Different colours can evoke different emotions and associations. For example, red is often associated with excitement and urgency, while blue is associated with trust and calmness. Brands use colour psychology to create a desired emotional response from consumers.
Repetition and consistency:
Repetition helps reinforce a message or brand identity, while consistency creates a sense of familiarity and trust. This is why brands use consistent colours, fonts, and design elements across all their materials.
Simplicity and complexity:
The brain prefers simplicity and clarity over complexity and confusion. However, a certain level of complexity can create interest and engagement. Designers strive to strike a balance between simplicity and complexity to create designs that are clear and engaging.
When a brand provides value or a positive experience, consumers are more likely to feel a sense of reciprocity and be more inclined to purchase from or engage with the brand.
Humans are wired to understand and connect with stories. Graphic design can be used to tell a story and create a narrative that resonates with consumers and helps them connect with a brand on a deeper level.
A designer’s process
Design and branding aren’t just about logos and colours, nor should a logo be something that’s knocked up in a couple of hours!
When asking your designer to come up with a concept, you must appreciate that the process will take time for these reasons:
1) You most likely aren’t their only client
2) They want to do your brand justice
3) Their work is their reputation
4) They care about what their designs will convey about your business
5) They want you to succeed with impactful, meaningful design
Designing any branding element should be a collaborative process that typically involves several steps:
A designer must understand the brand’s vision, values, and goals. This is typically done through a briefing session where the graphic designer talks to the brand representatives to gather information about the company, its target audience, competitors, unique selling propositions, and any specific requirements or preferences for the logo.
After the briefing, the designer conducts research to understand the industry, the brand’s position in the market, and its target audience. This may involve looking at competitors’ logos, understanding current design trends, and studying the brand’s buyer personas to understand their preferences and behaviours.
Armed with information from the briefing and research, the designer starts brainstorming and sketching out ideas for the logo. This stage involves exploring different concepts, styles, colours, and fonts that align with the brand’s identity and message.

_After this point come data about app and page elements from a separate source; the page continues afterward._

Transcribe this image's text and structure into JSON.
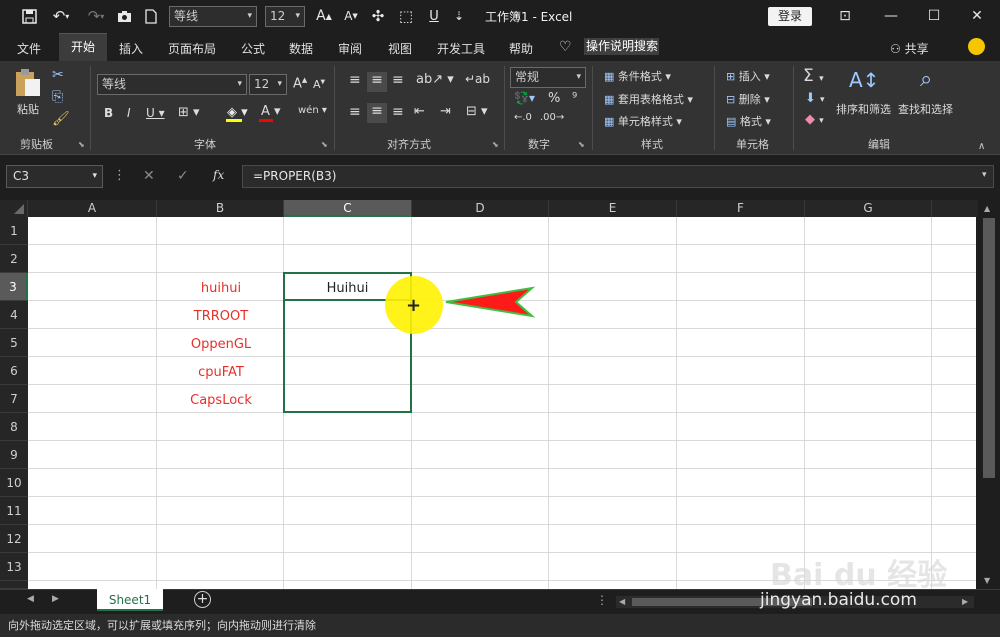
{
  "titlebar": {
    "font_name": "等线",
    "font_size": "12",
    "title": "工作簿1 - Excel",
    "login": "登录"
  },
  "menu": {
    "tabs": [
      "文件",
      "开始",
      "插入",
      "页面布局",
      "公式",
      "数据",
      "审阅",
      "视图",
      "开发工具",
      "帮助"
    ],
    "search": "操作说明搜索",
    "share": "共享"
  },
  "ribbon": {
    "paste": "粘贴",
    "font_name": "等线",
    "font_size": "12",
    "number_format": "常规",
    "cond_format": "条件格式",
    "table_format": "套用表格格式",
    "cell_style": "单元格样式",
    "insert": "插入",
    "delete": "删除",
    "format": "格式",
    "sort_filter": "排序和筛选",
    "find_select": "查找和选择",
    "groups": [
      "剪贴板",
      "字体",
      "对齐方式",
      "数字",
      "样式",
      "单元格",
      "编辑"
    ]
  },
  "formula": {
    "name_box": "C3",
    "fx": "fx",
    "value": "=PROPER(B3)"
  },
  "columns": [
    "A",
    "B",
    "C",
    "D",
    "E",
    "F",
    "G"
  ],
  "rows": [
    "1",
    "2",
    "3",
    "4",
    "5",
    "6",
    "7",
    "8",
    "9",
    "10",
    "11",
    "12",
    "13"
  ],
  "cells": {
    "B": [
      "huihui",
      "TRROOT",
      "OppenGL",
      "cpuFAT",
      "CapsLock"
    ],
    "C3": "Huihui"
  },
  "sheet": {
    "tab": "Sheet1"
  },
  "status": "向外拖动选定区域，可以扩展或填充序列；向内拖动则进行清除",
  "watermark": {
    "logo": "Bai du 经验",
    "url": "jingyan.baidu.com"
  },
  "colors": {
    "accent": "#217346",
    "red_text": "#e8302a",
    "arrow": "#ff1a1a",
    "highlight": "#fff200"
  }
}
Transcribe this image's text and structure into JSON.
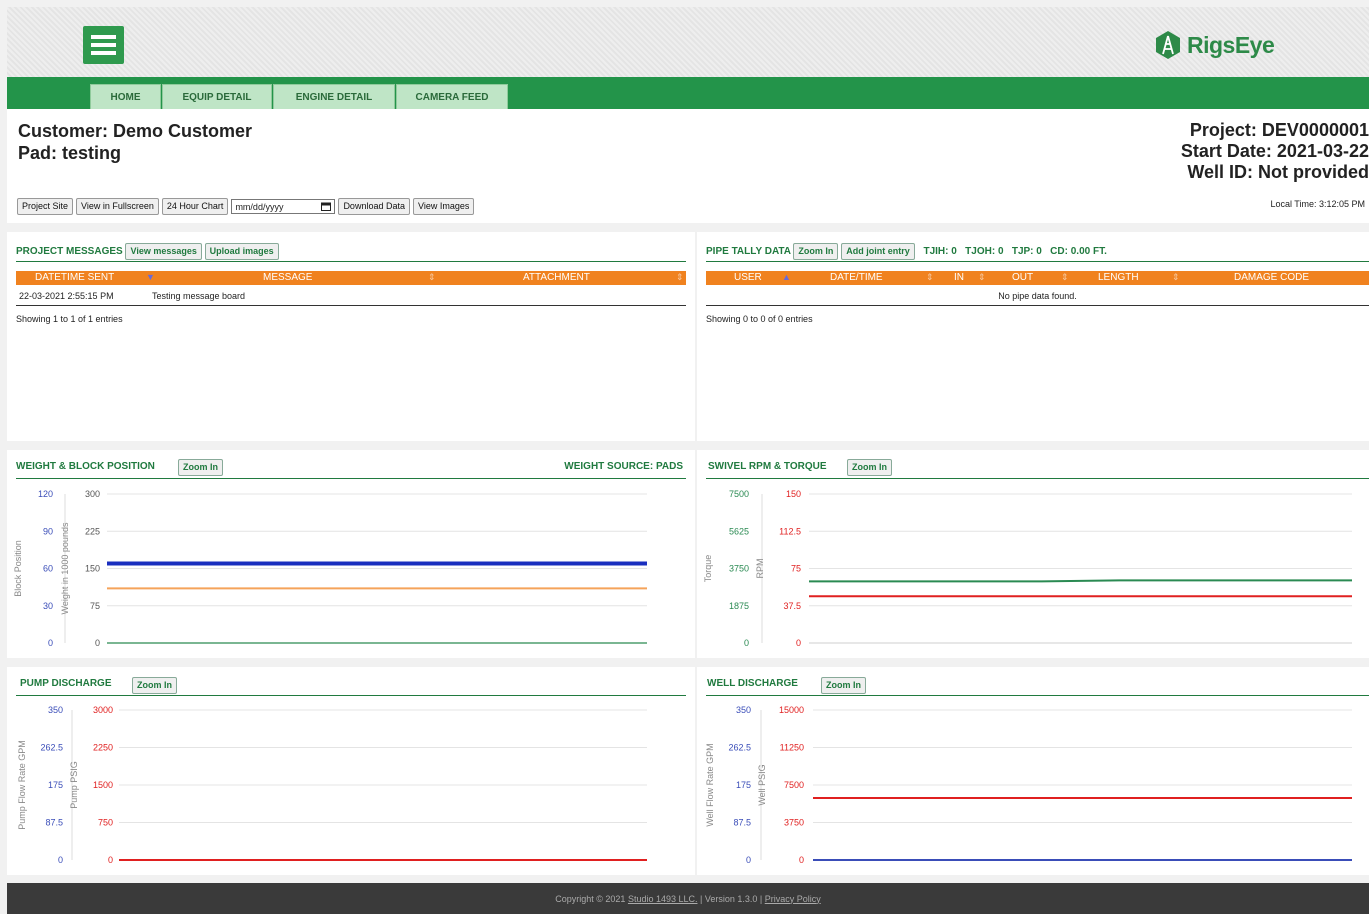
{
  "brand": {
    "name": "RigsEye"
  },
  "tabs": [
    "HOME",
    "EQUIP DETAIL",
    "ENGINE DETAIL",
    "CAMERA FEED"
  ],
  "header": {
    "customer": "Customer: Demo Customer",
    "pad": "Pad: testing",
    "project": "Project: DEV0000001",
    "start_date": "Start Date: 2021-03-22",
    "well_id": "Well ID: Not provided",
    "local_time": "Local Time: 3:12:05 PM"
  },
  "toolbar": {
    "project_site": "Project Site",
    "fullscreen": "View in Fullscreen",
    "chart24": "24 Hour Chart",
    "date_placeholder": "mm/dd/yyyy",
    "download": "Download Data",
    "images": "View Images"
  },
  "messages": {
    "title": "PROJECT MESSAGES",
    "view_btn": "View messages",
    "upload_btn": "Upload images",
    "columns": [
      "DATETIME SENT",
      "MESSAGE",
      "ATTACHMENT"
    ],
    "rows": [
      {
        "datetime": "22-03-2021 2:55:15 PM",
        "message": "Testing message board",
        "attachment": ""
      }
    ],
    "info": "Showing 1 to 1 of 1 entries"
  },
  "pipe": {
    "title": "PIPE TALLY DATA",
    "zoom_btn": "Zoom In",
    "add_btn": "Add joint entry",
    "stats": "TJIH: 0   TJOH: 0   TJP: 0   CD: 0.00 FT.",
    "columns": [
      "USER",
      "DATE/TIME",
      "IN",
      "OUT",
      "LENGTH",
      "DAMAGE CODE"
    ],
    "empty": "No pipe data found.",
    "info": "Showing 0 to 0 of 0 entries"
  },
  "zoom_label": "Zoom In",
  "weight_source": "WEIGHT SOURCE: PADS",
  "footer": {
    "pre": "Copyright © 2021 ",
    "company": "Studio 1493 LLC.",
    "mid": " | Version 1.3.0 | ",
    "privacy": "Privacy Policy"
  },
  "chart_data": [
    {
      "type": "line",
      "title": "WEIGHT & BLOCK POSITION",
      "axes": [
        {
          "label": "Block Position",
          "ticks": [
            "120",
            "90",
            "60",
            "30",
            "0"
          ],
          "color": "#3a4db8",
          "ylim": [
            0,
            120
          ]
        },
        {
          "label": "Weight in 1000 pounds",
          "ticks": [
            "300",
            "225",
            "150",
            "75",
            "0"
          ],
          "color": "#555555",
          "ylim": [
            0,
            300
          ]
        }
      ],
      "series": [
        {
          "color": "#1a2fbf",
          "axis": 1,
          "values": [
            160,
            160
          ]
        },
        {
          "color": "#f5a35a",
          "axis": 1,
          "values": [
            110,
            110
          ]
        },
        {
          "color": "#2a8a52",
          "axis": 1,
          "values": [
            0,
            0
          ]
        }
      ]
    },
    {
      "type": "line",
      "title": "SWIVEL RPM & TORQUE",
      "axes": [
        {
          "label": "Torque",
          "ticks": [
            "7500",
            "5625",
            "3750",
            "1875",
            "0"
          ],
          "color": "#2a8a52",
          "ylim": [
            0,
            7500
          ]
        },
        {
          "label": "RPM",
          "ticks": [
            "150",
            "112.5",
            "75",
            "37.5",
            "0"
          ],
          "color": "#e02020",
          "ylim": [
            0,
            150
          ]
        }
      ],
      "series": [
        {
          "color": "#2a8a52",
          "axis": 0,
          "values": [
            3100,
            3100,
            3100,
            3100,
            3150,
            3150,
            3150,
            3150
          ]
        },
        {
          "color": "#e02020",
          "axis": 1,
          "values": [
            47,
            47
          ]
        }
      ]
    },
    {
      "type": "line",
      "title": "PUMP DISCHARGE",
      "axes": [
        {
          "label": "Pump Flow Rate GPM",
          "ticks": [
            "350",
            "262.5",
            "175",
            "87.5",
            "0"
          ],
          "color": "#3a4db8",
          "ylim": [
            0,
            350
          ]
        },
        {
          "label": "Pump PSIG",
          "ticks": [
            "3000",
            "2250",
            "1500",
            "750",
            "0"
          ],
          "color": "#e02020",
          "ylim": [
            0,
            3000
          ]
        }
      ],
      "series": [
        {
          "color": "#e02020",
          "axis": 1,
          "values": [
            0,
            0
          ]
        }
      ]
    },
    {
      "type": "line",
      "title": "WELL DISCHARGE",
      "axes": [
        {
          "label": "Well Flow Rate GPM",
          "ticks": [
            "350",
            "262.5",
            "175",
            "87.5",
            "0"
          ],
          "color": "#3a4db8",
          "ylim": [
            0,
            350
          ]
        },
        {
          "label": "Well PSIG",
          "ticks": [
            "15000",
            "11250",
            "7500",
            "3750",
            "0"
          ],
          "color": "#e02020",
          "ylim": [
            0,
            15000
          ]
        }
      ],
      "series": [
        {
          "color": "#e02020",
          "axis": 1,
          "values": [
            6200,
            6200
          ]
        },
        {
          "color": "#3a4db8",
          "axis": 0,
          "values": [
            0,
            0
          ]
        }
      ]
    }
  ]
}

Once a few concepts have been selected, the designer creates digital versions of the logo concepts using design software. This stage involves fine-tuning the details, colours, and typography to create polished and professional-looking designs.
Feedback and revisions:
The designer presents the logo concepts to the brand representatives for feedback. Based on the feedback, the designer makes revisions and refinements to the design until it meets the brand’s requirements and expectations. It’s important at this stage for the brand representatives to also take on board the designer’s expertise. They should be open minded and willing to compromise according to the designer’s advice in order to achieve the best results.
Graphic design is a powerful tool for influencing buyers by creating a strong first impression, building brand identity, evoking emotions, communicating information, enhancing perceived value, and improving user experience.
By understanding psychological principles, graphic designers can create designs that grab attention and resonate with consumers on a deeper level, ultimately influencing their buying behaviour.
Throughout the process, clear communication and collaboration between the designer and the brand are crucial. The designer needs to understand the brand’s vision and goals, while the brand needs to provide constructive feedback and guidance to help the designer create a logo that effectively represents the brand and resonates with its target audience.